* [Requirement] Review the material and extract every line in which the word "true" occurs.
__________________________________________________
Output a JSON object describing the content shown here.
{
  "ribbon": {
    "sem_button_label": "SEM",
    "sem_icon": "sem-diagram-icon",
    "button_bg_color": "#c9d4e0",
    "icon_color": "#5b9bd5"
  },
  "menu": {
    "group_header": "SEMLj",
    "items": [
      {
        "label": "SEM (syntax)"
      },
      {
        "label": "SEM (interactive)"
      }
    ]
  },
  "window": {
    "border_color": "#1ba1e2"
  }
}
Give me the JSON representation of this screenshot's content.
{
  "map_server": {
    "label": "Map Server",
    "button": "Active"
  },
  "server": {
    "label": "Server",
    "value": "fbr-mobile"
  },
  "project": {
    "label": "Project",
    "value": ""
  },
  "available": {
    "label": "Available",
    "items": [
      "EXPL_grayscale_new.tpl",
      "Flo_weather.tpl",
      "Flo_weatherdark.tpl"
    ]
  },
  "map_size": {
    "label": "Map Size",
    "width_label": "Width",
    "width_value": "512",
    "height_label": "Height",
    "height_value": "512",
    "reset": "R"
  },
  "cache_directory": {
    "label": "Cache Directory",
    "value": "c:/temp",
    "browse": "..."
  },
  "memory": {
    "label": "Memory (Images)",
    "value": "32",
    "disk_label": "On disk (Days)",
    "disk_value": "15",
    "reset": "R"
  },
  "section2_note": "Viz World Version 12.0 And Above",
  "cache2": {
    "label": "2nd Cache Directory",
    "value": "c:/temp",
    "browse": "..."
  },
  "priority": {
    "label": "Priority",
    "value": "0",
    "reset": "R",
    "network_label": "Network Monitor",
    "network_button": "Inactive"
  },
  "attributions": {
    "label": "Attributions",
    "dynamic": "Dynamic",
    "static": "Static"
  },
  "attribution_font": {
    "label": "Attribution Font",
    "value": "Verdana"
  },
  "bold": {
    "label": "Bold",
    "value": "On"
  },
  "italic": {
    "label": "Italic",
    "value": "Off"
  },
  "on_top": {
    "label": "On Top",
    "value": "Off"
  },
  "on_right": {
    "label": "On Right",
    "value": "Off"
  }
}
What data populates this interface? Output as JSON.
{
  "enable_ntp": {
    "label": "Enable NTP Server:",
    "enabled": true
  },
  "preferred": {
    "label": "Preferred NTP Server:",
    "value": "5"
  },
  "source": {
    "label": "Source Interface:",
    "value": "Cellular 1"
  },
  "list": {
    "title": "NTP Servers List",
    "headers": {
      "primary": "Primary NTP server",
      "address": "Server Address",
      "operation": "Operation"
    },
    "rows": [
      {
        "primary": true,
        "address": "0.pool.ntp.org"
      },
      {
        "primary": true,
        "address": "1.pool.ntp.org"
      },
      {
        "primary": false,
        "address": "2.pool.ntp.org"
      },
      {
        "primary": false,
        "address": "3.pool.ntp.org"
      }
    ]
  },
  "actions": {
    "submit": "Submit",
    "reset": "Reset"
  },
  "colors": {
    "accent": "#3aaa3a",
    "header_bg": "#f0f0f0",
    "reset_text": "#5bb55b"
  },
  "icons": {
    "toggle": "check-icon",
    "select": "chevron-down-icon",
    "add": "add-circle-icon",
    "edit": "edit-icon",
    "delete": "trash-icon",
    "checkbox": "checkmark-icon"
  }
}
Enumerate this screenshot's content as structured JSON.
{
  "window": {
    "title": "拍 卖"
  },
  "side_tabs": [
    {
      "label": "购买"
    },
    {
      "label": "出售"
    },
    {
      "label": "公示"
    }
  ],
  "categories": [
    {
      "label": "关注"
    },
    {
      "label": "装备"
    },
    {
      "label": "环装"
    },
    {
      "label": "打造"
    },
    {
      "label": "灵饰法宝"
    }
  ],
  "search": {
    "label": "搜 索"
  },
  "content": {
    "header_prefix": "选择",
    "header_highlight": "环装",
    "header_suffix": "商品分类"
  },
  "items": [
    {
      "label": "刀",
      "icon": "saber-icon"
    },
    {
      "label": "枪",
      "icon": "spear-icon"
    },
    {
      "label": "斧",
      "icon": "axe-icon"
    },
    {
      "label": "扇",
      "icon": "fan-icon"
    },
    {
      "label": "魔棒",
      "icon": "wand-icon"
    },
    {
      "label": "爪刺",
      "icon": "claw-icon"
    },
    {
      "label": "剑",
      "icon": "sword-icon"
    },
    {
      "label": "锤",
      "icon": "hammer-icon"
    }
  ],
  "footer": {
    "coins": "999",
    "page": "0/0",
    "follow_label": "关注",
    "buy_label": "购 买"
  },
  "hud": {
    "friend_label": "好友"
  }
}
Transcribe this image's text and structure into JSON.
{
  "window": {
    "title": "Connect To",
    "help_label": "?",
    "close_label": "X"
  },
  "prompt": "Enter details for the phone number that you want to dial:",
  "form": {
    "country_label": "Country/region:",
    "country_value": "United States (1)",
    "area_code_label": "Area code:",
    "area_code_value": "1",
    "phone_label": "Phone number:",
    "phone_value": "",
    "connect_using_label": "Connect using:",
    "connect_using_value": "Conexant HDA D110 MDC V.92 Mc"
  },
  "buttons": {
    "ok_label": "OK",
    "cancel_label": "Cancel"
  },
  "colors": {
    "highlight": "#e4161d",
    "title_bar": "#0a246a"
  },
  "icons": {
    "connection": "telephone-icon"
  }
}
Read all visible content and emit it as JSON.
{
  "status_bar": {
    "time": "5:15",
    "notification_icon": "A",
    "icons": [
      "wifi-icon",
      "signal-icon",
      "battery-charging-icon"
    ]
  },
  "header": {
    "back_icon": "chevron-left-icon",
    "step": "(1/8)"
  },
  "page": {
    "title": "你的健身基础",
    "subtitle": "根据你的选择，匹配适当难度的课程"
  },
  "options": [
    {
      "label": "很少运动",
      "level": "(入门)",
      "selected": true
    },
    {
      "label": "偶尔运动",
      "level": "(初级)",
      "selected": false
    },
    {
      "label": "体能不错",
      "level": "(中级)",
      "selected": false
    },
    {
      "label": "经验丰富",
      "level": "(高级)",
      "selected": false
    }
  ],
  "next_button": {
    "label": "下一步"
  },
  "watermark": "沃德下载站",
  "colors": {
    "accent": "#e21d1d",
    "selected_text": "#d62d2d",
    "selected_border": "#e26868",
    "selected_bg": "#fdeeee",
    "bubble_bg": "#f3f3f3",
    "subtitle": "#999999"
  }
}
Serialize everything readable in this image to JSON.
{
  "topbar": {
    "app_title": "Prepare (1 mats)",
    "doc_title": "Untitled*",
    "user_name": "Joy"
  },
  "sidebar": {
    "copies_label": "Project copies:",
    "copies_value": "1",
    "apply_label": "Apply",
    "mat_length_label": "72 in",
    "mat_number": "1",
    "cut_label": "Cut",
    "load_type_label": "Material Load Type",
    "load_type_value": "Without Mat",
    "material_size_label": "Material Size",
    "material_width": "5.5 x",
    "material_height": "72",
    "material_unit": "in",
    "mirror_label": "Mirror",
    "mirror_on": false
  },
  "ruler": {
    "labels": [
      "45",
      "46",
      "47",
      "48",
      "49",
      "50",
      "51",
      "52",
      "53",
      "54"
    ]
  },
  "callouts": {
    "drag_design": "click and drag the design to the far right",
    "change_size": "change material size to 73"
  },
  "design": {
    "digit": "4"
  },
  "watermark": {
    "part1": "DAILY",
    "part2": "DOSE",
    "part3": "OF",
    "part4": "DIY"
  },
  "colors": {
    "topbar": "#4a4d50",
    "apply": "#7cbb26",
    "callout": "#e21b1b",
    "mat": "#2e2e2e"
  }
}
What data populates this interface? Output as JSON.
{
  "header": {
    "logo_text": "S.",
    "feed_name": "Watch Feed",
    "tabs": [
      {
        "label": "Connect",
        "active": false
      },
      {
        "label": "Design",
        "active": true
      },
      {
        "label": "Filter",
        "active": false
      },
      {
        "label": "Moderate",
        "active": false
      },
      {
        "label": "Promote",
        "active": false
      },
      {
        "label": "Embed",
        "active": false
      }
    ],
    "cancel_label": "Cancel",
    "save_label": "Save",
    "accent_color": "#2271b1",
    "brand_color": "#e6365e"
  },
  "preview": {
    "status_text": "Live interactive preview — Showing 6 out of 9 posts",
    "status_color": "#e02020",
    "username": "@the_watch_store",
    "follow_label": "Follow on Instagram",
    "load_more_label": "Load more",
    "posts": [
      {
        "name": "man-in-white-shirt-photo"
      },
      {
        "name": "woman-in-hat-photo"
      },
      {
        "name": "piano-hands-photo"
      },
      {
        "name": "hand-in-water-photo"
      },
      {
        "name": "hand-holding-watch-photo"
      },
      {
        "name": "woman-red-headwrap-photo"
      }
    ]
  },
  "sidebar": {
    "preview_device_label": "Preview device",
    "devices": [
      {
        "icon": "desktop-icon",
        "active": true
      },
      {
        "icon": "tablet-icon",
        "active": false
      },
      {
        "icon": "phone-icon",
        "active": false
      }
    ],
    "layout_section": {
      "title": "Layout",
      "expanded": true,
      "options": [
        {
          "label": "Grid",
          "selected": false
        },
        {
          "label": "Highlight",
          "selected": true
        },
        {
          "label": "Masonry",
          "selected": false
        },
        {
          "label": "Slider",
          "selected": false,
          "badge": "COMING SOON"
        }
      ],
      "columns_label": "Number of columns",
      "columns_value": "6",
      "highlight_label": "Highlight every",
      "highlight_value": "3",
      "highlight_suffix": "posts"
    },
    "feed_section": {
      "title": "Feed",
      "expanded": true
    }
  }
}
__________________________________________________
* [Response for this exercise]
    "enabled": true
        "primary": true,
        "primary": true,
      "selected": true
        "active": true
        "active": true
      "expanded": true,
          "selected": true
      "expanded": true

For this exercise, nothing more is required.